James Boswell died in 1795 believing he had touched and kissed a cache of Shakespeare's original letters and papers discovered by a Mr. Ireland. His friend, Edmond Malone, publicly exposed the lot as a forgery just a year later.
Nathaniel McKieBorn ca. 1715
Son of William M'Kie. Ordained minister of Crossmichael and/or Balmaghie on August 23rd, 1739. According to Fasti Ecclesiae Scoticanae McKie "was noted for simplicity of character, plain uncultivated manners, superstitious credulity, and great eccentricity." Author of Some thoughts on the Sacred Ministry, the opposition it meets with, its triumph, and the spring of its victory, a sermon (1741). Allegedly also "author of a quaint and humorous old Scottish song, 'Nae Dominies for me, Laddie'".1
McKie is described by Boswell as "a strange Caliban of a clergyman",2 and "a great curler upon the ice [and] at the same time a great admirer of poetry [who] imagining that he has genius, is now and then bellowing out some uncouth clumsy ditty of his own composition." (Harvest, 170962) M'Kie was a distant relation of Lord Kenmure's, the lord's aunt having married a McGhie of Balmaghie.
Life with Boswell:
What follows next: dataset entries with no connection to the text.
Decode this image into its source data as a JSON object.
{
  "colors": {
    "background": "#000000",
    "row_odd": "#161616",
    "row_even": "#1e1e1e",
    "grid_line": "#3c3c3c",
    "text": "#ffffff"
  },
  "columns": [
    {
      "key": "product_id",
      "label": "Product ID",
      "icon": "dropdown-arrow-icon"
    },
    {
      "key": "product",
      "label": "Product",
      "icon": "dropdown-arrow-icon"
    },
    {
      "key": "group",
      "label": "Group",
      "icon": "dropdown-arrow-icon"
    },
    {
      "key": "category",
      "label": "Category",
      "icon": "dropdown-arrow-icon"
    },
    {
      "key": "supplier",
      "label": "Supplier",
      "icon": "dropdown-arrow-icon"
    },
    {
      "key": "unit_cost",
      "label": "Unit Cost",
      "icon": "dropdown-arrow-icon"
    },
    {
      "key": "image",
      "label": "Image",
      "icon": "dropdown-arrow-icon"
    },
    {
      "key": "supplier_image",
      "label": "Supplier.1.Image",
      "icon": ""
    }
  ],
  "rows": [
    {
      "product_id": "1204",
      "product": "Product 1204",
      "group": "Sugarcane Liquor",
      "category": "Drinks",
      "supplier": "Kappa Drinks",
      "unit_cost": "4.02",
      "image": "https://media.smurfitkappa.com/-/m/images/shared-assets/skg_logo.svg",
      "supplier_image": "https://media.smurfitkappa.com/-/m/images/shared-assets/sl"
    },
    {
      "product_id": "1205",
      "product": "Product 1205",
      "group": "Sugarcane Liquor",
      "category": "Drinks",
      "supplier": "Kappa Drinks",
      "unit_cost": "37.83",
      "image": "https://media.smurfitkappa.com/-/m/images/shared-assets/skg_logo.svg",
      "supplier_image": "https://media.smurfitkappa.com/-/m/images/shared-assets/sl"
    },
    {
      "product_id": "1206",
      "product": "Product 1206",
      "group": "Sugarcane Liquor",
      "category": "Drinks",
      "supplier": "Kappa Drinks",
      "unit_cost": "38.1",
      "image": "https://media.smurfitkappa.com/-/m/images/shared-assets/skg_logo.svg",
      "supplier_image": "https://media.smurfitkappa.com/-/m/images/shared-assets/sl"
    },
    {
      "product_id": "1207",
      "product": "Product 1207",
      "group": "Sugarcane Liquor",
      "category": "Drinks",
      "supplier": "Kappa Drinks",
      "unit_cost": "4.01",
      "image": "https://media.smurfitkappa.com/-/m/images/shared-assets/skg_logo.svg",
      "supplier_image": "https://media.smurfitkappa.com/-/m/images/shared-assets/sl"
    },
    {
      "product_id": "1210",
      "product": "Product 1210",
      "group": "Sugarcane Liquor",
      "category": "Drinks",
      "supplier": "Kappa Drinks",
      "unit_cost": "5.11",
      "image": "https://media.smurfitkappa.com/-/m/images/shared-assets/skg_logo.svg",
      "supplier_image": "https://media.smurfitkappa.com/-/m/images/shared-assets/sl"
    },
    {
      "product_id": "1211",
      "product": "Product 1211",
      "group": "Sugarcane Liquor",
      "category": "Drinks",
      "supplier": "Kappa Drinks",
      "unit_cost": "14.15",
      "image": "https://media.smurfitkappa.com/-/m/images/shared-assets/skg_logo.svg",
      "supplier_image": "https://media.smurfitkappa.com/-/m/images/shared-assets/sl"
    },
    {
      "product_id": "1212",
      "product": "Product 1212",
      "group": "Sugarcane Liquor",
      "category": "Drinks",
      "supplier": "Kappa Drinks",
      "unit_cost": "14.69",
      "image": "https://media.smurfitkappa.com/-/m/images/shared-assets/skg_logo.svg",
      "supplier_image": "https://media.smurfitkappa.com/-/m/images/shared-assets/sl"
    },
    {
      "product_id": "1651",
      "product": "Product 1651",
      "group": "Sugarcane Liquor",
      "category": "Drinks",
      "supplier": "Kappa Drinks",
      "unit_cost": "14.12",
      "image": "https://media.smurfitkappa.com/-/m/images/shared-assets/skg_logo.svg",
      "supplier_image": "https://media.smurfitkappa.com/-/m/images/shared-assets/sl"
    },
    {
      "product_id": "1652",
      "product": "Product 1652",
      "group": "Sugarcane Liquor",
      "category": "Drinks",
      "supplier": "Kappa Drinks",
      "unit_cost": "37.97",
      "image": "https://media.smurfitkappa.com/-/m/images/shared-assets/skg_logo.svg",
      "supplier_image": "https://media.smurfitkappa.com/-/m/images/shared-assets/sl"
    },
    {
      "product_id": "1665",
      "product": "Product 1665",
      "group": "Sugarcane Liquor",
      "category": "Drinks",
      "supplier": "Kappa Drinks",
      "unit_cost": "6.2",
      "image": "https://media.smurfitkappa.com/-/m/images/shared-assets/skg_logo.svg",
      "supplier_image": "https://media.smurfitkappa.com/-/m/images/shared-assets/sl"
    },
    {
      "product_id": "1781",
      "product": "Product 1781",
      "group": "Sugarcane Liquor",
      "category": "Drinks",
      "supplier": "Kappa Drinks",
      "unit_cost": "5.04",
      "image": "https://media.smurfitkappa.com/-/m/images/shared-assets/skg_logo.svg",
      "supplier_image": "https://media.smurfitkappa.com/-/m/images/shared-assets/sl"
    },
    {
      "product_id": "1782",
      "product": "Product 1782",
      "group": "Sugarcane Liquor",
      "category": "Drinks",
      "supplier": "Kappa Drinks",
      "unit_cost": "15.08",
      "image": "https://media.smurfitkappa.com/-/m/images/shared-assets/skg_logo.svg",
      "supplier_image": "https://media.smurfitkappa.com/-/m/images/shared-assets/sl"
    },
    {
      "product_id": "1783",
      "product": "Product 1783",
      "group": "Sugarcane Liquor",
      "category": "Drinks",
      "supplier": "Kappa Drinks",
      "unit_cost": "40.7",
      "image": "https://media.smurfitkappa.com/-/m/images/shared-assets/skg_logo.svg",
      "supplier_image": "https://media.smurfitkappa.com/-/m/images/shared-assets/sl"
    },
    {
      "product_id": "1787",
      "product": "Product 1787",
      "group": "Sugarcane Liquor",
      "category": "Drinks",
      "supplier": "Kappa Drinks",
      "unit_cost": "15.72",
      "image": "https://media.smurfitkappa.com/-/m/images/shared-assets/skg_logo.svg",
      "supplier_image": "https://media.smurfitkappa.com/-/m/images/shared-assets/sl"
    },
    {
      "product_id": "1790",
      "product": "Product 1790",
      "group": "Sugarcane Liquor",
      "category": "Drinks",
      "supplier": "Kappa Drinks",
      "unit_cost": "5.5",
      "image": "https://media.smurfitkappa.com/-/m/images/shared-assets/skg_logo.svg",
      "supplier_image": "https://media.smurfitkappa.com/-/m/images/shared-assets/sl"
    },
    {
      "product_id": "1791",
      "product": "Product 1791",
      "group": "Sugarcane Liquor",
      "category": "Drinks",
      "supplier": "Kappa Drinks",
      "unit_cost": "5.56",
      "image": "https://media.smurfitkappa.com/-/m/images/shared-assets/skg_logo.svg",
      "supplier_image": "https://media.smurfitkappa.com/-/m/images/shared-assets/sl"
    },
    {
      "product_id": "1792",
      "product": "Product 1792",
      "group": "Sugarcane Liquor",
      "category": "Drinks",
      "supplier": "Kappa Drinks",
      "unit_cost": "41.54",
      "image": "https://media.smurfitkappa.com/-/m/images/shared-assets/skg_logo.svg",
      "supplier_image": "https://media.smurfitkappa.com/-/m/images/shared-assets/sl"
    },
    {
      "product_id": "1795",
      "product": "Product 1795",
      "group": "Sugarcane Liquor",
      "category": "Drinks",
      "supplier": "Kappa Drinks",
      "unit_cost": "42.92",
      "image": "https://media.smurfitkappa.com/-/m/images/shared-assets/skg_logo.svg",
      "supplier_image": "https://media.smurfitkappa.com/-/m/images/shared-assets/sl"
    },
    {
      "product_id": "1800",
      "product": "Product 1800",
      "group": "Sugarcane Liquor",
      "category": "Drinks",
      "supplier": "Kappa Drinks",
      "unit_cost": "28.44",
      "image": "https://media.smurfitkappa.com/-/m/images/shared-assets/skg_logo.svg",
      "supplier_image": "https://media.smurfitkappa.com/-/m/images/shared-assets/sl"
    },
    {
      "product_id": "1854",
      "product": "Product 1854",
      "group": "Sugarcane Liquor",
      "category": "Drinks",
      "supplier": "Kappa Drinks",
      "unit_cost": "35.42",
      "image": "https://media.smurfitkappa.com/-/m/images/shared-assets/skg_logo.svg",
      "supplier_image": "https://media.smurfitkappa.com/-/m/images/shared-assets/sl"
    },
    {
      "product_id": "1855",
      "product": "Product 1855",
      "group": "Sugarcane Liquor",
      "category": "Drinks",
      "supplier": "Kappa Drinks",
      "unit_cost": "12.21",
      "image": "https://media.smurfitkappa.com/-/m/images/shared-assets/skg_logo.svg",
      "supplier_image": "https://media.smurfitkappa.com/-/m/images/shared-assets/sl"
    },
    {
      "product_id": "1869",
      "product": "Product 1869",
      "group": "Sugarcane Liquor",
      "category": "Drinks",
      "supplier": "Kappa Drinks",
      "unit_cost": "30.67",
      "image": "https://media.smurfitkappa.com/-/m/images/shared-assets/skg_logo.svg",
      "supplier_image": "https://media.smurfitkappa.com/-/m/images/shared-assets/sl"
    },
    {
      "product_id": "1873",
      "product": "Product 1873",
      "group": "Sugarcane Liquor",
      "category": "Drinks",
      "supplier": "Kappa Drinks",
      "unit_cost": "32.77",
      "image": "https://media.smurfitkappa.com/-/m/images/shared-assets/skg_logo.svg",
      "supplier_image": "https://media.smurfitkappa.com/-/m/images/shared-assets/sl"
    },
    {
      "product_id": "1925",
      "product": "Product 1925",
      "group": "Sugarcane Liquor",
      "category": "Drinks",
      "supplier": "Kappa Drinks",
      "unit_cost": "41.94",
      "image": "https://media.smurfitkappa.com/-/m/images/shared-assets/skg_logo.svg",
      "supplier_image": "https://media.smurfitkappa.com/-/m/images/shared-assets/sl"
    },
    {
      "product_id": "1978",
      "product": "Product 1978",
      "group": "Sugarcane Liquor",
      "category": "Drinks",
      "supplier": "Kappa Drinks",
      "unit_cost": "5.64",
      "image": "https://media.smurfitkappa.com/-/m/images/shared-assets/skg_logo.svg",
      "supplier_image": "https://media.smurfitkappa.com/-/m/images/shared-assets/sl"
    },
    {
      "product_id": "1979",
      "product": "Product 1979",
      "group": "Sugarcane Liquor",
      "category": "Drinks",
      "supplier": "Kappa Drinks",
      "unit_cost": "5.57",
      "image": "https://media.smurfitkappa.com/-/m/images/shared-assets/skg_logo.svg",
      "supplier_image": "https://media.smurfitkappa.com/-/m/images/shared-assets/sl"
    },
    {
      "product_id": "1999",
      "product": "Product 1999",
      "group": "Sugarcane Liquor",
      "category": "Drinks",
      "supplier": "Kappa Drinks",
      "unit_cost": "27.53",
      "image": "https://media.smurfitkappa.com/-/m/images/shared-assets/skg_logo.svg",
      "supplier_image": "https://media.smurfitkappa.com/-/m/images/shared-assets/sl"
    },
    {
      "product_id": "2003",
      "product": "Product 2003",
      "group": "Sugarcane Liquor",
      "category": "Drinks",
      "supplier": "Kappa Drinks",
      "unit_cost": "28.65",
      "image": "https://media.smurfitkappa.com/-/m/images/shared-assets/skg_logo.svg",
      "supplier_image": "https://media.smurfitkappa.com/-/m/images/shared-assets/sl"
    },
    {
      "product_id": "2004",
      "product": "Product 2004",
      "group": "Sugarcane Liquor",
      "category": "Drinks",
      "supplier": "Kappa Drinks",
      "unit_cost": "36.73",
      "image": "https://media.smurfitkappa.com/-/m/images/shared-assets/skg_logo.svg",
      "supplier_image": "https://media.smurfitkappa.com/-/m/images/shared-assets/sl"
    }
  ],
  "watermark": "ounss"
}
Boswell probably met him at Lord Kenmure's on 16/9-62, but his journal isn't entirely clear as to whether he merely referred something told to him by Lord Kenmure, or formed the description himself.